Netanyahu began a rapprochement between Israel and Saudi Arabia; in April 2016, Saudi prince Al-Waleed bin Talal of Saudi Arabia became the first honorary ambassador to Israel. A few months earlier, the opening of an Israeli diplomatic office in the United Arab Emirates, in Abu Dhabi, was announced.
Against all odds, Israel is now in a much stronger position than it was even a few years ago.
Netanyahu also probably realized that even if Western politicians want to impose the creation of a Palestinian state, Sunni Arab leaders, Russia, and even Iran, despite the inflammatory mullahs, consider that the issue can presently be placed on the back burner until the multiple fires that plague the region calm down; it seems evident they will not calm down any time soon.
Netanyahu also doubtless sees that Abbas came to Jerusalem because Western leaders are now his main protectors, and that Abbas's usual accusatory speech before the UN General Assembly in New York this year was received by the press and diplomats as a side show.
Netanyahu assuredly also sees that Sunni Arab leaders have had enough of Abbas; that they want normalization between the Arab world and Israel, and that they have a plan that basically envisions relieving Abbas of his position.
Netanyahu also cannot help seeing that France and other Western powers are preparing anti-Israeli maneuvers and are ready to support questionable resolutions at the UN. A recent article in the Weekly Standard said that the Obama administration is "manufacturing a crisis with Israel in anticipation of a post-election diplomatic push targeting the Jewish state."
Netanyahu emphasized, when it was his turn to speak before the United Nations, a few hours after Mahmoud Abbas, that Israel is not isolated, and that it will not accept having unacceptable conditions dictated to it.

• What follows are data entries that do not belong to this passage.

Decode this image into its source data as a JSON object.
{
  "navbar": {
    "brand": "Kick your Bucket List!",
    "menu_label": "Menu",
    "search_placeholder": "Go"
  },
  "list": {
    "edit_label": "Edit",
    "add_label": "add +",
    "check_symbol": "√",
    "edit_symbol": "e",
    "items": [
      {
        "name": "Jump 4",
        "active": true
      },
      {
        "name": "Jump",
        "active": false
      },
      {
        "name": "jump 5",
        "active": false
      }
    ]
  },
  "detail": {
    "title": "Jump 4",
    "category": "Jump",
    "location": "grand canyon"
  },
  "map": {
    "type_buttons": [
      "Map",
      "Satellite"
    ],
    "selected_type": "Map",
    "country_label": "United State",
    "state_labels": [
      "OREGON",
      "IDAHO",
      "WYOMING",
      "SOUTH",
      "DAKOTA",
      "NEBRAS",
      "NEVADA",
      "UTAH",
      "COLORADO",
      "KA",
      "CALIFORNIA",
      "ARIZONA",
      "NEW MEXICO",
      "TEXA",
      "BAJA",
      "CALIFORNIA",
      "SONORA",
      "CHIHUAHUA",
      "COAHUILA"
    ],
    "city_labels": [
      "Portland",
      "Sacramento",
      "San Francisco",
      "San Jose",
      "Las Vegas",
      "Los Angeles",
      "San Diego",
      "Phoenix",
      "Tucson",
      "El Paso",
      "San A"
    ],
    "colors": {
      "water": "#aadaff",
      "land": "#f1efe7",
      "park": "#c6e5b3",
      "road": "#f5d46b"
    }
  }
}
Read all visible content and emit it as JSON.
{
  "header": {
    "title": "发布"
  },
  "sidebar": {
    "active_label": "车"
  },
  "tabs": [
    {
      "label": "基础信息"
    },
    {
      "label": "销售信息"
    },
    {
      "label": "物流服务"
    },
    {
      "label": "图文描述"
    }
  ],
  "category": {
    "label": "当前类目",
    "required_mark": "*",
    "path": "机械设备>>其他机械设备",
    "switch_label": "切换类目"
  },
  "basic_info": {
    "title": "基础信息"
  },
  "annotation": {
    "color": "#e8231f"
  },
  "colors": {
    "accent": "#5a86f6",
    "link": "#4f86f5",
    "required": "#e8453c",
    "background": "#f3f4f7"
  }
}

Both Netanyahu and the Israeli government apparently consider that a page of history has been turned, and that the centrality of the Israeli-Palestinian conflict in Middle East peace essentially belongs to the past.
In private, some people say that the burial of Shimon Peres was also the burial of the Oslo Accords and of a never-ending "peace process" that brought only war.
In 2009, Daniel Pipes wrote that "Israelis eventually must return to their pre-1993 policy of establishing that Israel is strong, tough, and permanent." Israel is going in this direction.
Another eminent scholar, Walter Russell Mead, noted recently that Netanyahu's successes "will not and cannot make Israel's problems and challenges go away," but that they put Israel in a much "stronger global position." Mead added that if and when American liberals understand the causes of Netanyahu's successes, "a new and smarter era of foreign policy debate" might begin.
Western politicians would do well to listen.
Dr. Guy Millière, a professor at the University of Paris, is the author of 27 books on France and Europe.